On 25 March 1957, the Heads of State and Government of Belgium, Germany, France, Italy, Luxembourg and the Netherlands signed the Treaty on the European Economic Community (EEC) and the Treaty on the European Atomic Energy Community (EAEC). They thus created the basis for the economic integration of the participating states.
The core element of the EEC was the common market, which includes the so-called four freedoms: the freedom of movement for workers and the free movement of goods, services and capital. As early as mid-1968, and a year and a half earlier than foreseen, the Member States had abolished tariffs and restrictions on trade and established a common external tariff. The EEC had thus become a customs union.
Already five years before the Treaty of Rome, on 23 July 1952, the Treaty on the European Coal and Steel Community (ECSC) entered into force. The ECSC had a clear goal: By placing the most important and strategic economic areas at that time under common supervision, a war between Germany and France was to be made impossible.
While economic integration progressed steadily, a major political integration attempt in the French National Assembly in 1954 failed: the European Defense Community (EDC).
Currently, however, it seems to be high time to work together more closely in security and defense policy. Terrorist threats make the world more insecure, and with regards to the US many ask themselves how and possibly if the United States will continue to defend the Western world and its democratic values.
From an economic point of view, a common European security and defense policy would make sense anyway: as a so-called public good, all Europeans would benefit from it. This added value could be financed from a common budget.
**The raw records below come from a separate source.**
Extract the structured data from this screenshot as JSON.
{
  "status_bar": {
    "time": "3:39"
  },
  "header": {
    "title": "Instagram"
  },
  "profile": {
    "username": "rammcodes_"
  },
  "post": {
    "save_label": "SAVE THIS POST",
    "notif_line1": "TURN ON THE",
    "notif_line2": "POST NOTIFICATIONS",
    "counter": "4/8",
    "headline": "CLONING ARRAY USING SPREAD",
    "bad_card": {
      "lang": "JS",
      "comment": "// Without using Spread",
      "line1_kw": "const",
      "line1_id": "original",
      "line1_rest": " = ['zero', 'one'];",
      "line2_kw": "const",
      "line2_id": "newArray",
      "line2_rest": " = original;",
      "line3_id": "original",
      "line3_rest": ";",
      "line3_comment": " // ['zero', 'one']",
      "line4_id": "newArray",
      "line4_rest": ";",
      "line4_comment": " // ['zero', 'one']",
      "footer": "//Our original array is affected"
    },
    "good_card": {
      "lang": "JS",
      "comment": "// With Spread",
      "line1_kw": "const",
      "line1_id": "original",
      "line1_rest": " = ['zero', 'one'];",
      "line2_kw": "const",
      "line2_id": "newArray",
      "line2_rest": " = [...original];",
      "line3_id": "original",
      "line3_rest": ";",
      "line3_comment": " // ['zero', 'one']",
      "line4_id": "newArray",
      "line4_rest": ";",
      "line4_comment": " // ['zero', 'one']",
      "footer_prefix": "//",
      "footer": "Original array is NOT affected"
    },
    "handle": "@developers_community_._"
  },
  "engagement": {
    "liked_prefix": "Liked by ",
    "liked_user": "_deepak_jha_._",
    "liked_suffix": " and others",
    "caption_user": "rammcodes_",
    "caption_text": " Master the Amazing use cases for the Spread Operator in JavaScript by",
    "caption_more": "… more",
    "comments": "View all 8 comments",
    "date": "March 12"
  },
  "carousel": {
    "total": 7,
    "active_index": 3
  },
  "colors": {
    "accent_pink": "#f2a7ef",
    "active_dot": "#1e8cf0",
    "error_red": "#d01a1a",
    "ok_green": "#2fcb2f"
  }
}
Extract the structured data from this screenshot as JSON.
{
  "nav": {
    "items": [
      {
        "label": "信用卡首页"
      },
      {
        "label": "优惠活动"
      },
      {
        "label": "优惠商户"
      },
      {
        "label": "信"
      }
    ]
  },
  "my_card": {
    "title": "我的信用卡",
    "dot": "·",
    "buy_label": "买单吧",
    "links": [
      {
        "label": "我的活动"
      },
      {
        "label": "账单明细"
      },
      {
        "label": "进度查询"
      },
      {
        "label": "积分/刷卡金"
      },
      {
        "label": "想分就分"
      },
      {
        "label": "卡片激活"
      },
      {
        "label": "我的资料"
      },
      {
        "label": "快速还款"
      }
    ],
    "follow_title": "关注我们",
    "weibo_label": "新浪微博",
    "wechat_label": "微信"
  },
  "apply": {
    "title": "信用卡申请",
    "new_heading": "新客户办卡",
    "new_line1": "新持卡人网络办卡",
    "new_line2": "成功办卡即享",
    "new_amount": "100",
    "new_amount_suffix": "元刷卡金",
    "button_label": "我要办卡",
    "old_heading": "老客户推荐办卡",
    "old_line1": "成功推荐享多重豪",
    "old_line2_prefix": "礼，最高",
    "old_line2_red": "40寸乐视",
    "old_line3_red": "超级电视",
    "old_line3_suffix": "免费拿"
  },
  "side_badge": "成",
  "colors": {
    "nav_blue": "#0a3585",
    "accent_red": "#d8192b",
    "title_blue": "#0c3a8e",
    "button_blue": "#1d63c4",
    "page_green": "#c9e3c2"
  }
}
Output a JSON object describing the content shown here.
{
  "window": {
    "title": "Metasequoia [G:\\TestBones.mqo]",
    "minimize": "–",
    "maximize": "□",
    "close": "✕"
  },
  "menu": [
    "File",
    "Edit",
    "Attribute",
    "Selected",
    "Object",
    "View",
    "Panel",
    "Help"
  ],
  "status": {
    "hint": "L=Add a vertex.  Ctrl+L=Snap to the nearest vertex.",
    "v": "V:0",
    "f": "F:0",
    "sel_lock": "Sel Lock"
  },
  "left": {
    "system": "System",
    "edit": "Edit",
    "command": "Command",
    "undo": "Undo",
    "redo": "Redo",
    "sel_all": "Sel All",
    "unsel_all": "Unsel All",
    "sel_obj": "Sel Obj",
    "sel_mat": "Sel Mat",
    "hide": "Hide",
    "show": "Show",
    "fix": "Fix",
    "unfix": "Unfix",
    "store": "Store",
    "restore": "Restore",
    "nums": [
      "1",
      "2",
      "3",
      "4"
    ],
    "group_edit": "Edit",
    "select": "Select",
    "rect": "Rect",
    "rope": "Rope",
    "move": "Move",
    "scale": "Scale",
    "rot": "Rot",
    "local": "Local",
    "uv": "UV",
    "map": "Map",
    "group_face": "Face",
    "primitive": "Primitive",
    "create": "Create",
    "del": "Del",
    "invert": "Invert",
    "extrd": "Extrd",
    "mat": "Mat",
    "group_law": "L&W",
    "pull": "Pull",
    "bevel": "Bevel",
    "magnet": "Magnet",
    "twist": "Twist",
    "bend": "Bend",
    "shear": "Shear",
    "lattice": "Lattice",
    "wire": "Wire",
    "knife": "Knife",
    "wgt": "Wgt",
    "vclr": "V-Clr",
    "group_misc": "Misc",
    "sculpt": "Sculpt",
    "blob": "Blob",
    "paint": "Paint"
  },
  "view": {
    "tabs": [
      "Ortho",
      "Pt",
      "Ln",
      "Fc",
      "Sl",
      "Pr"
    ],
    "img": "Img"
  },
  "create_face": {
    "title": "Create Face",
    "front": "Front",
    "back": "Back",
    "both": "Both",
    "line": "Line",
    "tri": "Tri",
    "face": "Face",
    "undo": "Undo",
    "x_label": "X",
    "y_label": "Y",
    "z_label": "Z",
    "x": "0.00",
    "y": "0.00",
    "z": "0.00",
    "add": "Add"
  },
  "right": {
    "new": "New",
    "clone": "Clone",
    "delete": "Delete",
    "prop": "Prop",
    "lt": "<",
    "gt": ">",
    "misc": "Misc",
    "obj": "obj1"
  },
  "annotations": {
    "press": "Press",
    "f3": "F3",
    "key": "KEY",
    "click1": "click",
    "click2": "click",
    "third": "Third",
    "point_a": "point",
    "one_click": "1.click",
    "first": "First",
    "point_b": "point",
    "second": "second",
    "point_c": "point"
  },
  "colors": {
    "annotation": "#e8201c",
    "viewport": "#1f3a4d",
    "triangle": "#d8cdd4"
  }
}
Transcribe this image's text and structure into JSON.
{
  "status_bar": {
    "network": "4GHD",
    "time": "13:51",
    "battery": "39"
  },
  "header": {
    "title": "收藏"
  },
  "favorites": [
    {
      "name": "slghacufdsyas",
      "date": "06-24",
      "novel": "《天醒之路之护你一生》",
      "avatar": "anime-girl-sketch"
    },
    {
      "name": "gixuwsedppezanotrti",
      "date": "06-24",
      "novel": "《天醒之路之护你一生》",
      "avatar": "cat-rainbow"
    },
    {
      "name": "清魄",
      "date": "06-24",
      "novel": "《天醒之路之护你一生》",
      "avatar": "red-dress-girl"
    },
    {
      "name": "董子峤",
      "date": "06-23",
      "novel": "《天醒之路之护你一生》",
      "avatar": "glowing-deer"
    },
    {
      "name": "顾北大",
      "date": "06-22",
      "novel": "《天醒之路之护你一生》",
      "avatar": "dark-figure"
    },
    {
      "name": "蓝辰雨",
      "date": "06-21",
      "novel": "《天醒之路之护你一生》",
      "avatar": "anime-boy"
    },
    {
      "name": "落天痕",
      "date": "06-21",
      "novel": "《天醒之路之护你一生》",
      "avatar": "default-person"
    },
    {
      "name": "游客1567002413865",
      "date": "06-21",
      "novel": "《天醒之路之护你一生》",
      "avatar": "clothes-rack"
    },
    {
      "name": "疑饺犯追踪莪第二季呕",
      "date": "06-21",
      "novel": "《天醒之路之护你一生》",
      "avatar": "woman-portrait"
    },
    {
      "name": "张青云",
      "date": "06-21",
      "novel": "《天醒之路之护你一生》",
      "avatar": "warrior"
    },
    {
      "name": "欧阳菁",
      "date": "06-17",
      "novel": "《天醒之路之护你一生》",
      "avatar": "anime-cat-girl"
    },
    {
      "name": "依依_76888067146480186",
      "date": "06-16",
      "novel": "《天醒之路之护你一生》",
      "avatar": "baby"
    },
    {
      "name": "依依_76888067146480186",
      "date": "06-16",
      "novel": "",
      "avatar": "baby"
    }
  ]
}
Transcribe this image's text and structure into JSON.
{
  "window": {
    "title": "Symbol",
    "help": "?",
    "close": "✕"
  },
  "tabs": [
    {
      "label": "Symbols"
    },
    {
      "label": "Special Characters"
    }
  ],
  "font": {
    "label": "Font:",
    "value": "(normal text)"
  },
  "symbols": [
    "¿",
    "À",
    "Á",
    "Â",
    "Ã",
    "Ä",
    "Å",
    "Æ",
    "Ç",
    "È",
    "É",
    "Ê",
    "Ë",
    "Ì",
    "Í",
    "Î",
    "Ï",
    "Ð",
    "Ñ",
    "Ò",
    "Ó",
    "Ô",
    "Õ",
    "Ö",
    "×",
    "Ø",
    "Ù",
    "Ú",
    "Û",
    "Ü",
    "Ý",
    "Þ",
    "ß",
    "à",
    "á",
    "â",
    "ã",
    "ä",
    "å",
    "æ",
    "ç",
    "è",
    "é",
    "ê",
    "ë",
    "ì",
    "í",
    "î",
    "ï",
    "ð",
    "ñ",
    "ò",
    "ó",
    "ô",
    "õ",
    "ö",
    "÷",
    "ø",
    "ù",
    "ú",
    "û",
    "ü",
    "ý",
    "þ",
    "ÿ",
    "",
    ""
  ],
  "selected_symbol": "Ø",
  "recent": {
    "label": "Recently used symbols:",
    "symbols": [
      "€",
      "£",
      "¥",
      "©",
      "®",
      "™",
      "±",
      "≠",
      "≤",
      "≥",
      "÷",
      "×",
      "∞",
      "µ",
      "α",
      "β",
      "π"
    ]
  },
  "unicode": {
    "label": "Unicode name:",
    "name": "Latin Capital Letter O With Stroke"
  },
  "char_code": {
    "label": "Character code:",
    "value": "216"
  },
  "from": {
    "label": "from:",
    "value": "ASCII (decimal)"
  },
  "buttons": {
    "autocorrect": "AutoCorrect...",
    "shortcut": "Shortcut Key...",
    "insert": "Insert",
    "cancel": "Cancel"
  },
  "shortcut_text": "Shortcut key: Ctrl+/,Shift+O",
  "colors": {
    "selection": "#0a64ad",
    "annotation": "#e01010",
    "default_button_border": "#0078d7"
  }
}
The project could be successful even if not all states would be involved. The EU treaty offers the possibility for a group of countries to move forward. The citizens of the European Union are already advocating a common defense and security policy (Figure) by a considerable majority.